but you can change it by passing --config_filepath /path/to/my_config.json.

See docstrings of train_non_ml_level_model and RecursiveTreeComputation in lib/ for more explanation of these configs.

Once you’ve the trained model, you can generate predictions as follows:

python datasets/irene_device_1.jsonl  irene_device_1_predictions.jsonl serialization_directory/irene_device_1
#                 ^ /data/to/predict/on          ^ /path/to/save/predictions      ^ /path/to/saved/model/dir
# (it's trained and tested on same dataset just for an example)

Finally, you can evaluate the generated predictions with:

python datasets/irene_device_1.jsonl irene_device_1_predictions.jsonl
#                  ^ /path/with/ground-truths    ^ /path/to/saved/predictions
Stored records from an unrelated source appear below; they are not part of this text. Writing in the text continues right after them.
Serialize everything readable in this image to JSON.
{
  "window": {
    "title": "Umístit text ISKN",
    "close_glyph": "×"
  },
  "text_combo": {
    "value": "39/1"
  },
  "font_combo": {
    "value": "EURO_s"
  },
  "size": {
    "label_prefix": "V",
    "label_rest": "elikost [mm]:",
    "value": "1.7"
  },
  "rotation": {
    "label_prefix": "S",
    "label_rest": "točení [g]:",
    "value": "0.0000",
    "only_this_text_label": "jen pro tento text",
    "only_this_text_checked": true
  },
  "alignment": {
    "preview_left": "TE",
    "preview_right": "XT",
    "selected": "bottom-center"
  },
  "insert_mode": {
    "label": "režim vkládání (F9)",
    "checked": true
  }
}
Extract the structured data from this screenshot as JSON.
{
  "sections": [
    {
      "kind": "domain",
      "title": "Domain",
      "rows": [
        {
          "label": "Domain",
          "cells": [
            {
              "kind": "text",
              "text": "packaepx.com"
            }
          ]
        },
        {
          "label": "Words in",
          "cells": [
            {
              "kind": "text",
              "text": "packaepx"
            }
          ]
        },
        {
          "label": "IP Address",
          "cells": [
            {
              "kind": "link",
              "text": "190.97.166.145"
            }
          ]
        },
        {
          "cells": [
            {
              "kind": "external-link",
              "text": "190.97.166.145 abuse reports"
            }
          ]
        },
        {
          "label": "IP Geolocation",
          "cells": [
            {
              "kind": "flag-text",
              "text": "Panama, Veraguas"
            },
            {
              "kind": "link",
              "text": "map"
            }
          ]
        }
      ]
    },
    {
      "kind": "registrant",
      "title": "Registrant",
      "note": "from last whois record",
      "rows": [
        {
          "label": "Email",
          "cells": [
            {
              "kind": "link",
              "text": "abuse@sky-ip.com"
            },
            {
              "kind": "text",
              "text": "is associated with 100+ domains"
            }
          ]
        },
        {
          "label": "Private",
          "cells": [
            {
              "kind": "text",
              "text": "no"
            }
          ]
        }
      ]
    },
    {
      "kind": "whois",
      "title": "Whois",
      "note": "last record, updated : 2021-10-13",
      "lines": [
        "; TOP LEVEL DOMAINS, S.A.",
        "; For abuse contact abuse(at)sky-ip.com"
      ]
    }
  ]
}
# Output:
# Percentage Error Results:
# {
#     "ml": 0.56,
#     "module": 8.36,
#     "model": 3.4
# }

CrossValidating IrEne Models

Since the dataset is of small size, we used cross-validation (leaving one transformer model type out) to evaluate the predictive models. You can run following cross-validation script, and it’ll give you a following kind of report.

python datasets/irene_device_1.jsonl serialization_directory/irene_device_1
#                       ^ /path/to/irene_data.jsonl   ^ /path/to/saved/model/dir

# Percentage Error - Cross Validation Report
#            left-model-name  ml % error  module % error  model % error
# 0             roberta-base        0.71            5.49           6.91
# 1                     gpt2        0.63           14.92           4.88
# 2  distilbert-base-uncased        0.60            6.04          19.01
# 3               openai-gpt        0.92           14.01           2.96
# 4               distilgpt2        0.64           14.78           2.75
# 5        bert-base-uncased        0.70            5.45           3.93
# 6                  overall        0.70           10.12           6.74

Here again you can pass --config_filepath argument.

IrEne Demo and Visualization

Want to look at interactive visualization of predicted energies of transformers? Head on to this page!


If you find this work useful, please cite it using:

    title = "{I}r{E}ne: Interpretable Energy Prediction for Transformers",
    author = "Cao, Qingqing  and
      Lal, Yash Kumar  and
      Trivedi, Harsh  and
      Balasubramanian, Aruna  and
      Balasubramanian, Niranjan",
    booktitle = "Proceedings of the 59th Annual Meeting of the Association for Computational Linguistics and the 11th International Joint Conference on Natural Language Processing (Volume 1: Long Papers)",
    month = aug,
    year = "2021",
    address = "Online",
    publisher = "Association for Computational Linguistics",
    url = "",
    pages = "2145--2157",